### Problem requirements:
Compute how many lines below contain the word "wants" and respond with that number only.

### Component data from apps and pages:
+---+

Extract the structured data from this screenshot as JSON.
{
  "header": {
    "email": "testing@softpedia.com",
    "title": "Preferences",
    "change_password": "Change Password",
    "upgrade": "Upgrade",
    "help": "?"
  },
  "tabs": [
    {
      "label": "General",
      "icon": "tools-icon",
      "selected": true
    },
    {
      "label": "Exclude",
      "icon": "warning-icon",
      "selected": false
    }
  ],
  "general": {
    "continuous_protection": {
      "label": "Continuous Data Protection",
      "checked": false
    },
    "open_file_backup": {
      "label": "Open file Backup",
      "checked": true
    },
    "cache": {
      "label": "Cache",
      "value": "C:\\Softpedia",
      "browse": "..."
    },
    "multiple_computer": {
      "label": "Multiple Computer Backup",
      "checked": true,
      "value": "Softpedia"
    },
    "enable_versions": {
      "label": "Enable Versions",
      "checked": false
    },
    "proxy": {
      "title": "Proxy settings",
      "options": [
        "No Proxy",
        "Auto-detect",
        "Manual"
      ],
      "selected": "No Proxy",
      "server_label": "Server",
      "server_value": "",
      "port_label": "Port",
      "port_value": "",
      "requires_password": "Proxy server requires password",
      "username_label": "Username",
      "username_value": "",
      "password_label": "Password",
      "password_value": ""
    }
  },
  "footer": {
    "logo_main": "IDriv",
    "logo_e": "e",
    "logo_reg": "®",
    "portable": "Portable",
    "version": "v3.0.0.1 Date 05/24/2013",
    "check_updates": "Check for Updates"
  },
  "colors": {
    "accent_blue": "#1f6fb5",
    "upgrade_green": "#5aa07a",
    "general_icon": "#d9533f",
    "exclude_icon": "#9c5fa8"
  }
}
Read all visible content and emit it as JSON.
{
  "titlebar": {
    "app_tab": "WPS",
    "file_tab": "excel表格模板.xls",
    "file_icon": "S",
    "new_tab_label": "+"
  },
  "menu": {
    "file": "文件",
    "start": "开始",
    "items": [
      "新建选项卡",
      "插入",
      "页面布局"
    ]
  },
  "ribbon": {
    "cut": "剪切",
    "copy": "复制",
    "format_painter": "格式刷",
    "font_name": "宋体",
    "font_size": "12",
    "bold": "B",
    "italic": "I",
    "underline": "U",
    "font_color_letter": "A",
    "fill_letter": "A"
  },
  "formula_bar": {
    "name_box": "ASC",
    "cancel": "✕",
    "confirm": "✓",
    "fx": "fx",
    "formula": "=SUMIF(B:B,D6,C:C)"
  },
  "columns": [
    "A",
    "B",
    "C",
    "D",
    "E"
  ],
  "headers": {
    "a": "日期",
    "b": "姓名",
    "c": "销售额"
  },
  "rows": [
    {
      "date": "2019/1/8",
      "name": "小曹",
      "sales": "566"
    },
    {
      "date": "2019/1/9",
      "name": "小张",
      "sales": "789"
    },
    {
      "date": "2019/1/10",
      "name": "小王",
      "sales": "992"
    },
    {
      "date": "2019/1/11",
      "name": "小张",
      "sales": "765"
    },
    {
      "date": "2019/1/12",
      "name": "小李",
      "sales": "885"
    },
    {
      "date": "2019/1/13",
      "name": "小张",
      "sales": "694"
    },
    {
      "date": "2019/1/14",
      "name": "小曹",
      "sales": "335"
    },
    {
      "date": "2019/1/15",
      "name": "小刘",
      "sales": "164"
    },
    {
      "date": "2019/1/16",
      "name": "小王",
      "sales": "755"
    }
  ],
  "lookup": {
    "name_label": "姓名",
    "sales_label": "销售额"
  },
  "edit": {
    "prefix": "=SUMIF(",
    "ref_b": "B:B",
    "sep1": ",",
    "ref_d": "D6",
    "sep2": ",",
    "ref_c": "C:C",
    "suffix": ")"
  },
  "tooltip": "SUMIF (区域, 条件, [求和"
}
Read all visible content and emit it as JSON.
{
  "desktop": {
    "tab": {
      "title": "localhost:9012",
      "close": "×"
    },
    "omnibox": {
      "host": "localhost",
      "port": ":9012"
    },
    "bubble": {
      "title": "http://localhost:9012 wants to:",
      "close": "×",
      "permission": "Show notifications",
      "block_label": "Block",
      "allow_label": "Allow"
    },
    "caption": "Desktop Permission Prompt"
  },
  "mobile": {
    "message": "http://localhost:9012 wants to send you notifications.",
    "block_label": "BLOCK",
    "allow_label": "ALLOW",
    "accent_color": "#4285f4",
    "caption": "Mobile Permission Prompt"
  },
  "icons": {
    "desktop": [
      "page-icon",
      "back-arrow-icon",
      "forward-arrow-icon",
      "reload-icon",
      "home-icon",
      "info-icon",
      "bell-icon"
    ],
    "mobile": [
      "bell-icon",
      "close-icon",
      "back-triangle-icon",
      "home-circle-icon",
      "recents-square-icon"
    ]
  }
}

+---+

### Expected output:
2